*What this task involves*
Filter the records, keeping every line that has the string "username".

Website and app data records
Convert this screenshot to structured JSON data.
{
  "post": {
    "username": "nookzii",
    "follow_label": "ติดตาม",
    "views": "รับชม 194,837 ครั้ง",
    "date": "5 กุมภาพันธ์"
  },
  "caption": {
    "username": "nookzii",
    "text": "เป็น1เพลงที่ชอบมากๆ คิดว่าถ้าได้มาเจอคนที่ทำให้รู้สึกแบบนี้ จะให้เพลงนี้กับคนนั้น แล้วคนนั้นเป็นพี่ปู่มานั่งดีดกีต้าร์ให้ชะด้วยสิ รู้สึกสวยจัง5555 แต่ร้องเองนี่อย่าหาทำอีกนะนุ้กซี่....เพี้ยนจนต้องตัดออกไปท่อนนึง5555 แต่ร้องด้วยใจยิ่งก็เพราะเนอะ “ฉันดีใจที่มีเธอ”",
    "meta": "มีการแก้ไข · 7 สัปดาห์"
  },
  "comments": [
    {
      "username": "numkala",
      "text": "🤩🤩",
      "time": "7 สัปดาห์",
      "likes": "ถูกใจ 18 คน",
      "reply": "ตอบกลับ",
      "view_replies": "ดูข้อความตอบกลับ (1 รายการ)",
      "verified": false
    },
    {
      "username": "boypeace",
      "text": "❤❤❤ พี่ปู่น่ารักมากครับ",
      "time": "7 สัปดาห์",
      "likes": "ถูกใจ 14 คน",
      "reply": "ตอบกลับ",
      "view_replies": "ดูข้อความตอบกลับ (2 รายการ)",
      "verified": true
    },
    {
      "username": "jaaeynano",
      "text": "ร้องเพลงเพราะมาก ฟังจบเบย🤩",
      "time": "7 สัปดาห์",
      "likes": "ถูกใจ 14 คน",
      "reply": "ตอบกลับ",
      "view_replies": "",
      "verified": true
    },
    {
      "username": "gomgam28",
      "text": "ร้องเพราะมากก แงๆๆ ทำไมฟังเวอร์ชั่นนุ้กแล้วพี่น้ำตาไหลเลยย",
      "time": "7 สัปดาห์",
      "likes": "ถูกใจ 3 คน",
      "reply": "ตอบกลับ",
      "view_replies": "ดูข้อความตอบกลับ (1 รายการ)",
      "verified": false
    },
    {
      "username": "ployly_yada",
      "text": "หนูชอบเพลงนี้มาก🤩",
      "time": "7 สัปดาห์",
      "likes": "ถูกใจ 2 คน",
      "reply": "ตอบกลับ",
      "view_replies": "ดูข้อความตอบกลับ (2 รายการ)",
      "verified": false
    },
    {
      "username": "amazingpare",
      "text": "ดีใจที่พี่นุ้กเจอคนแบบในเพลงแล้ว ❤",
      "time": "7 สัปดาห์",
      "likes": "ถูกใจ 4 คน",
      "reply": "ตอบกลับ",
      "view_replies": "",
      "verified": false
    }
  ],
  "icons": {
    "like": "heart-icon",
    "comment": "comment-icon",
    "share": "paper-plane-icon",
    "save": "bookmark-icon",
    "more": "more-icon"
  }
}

*Response*
    "username": "nookzii",
    "username": "nookzii",
      "username": "numkala",
      "username": "boypeace",
      "username": "jaaeynano",
      "username": "gomgam28",
      "username": "ployly_yada",
      "username": "amazingpare",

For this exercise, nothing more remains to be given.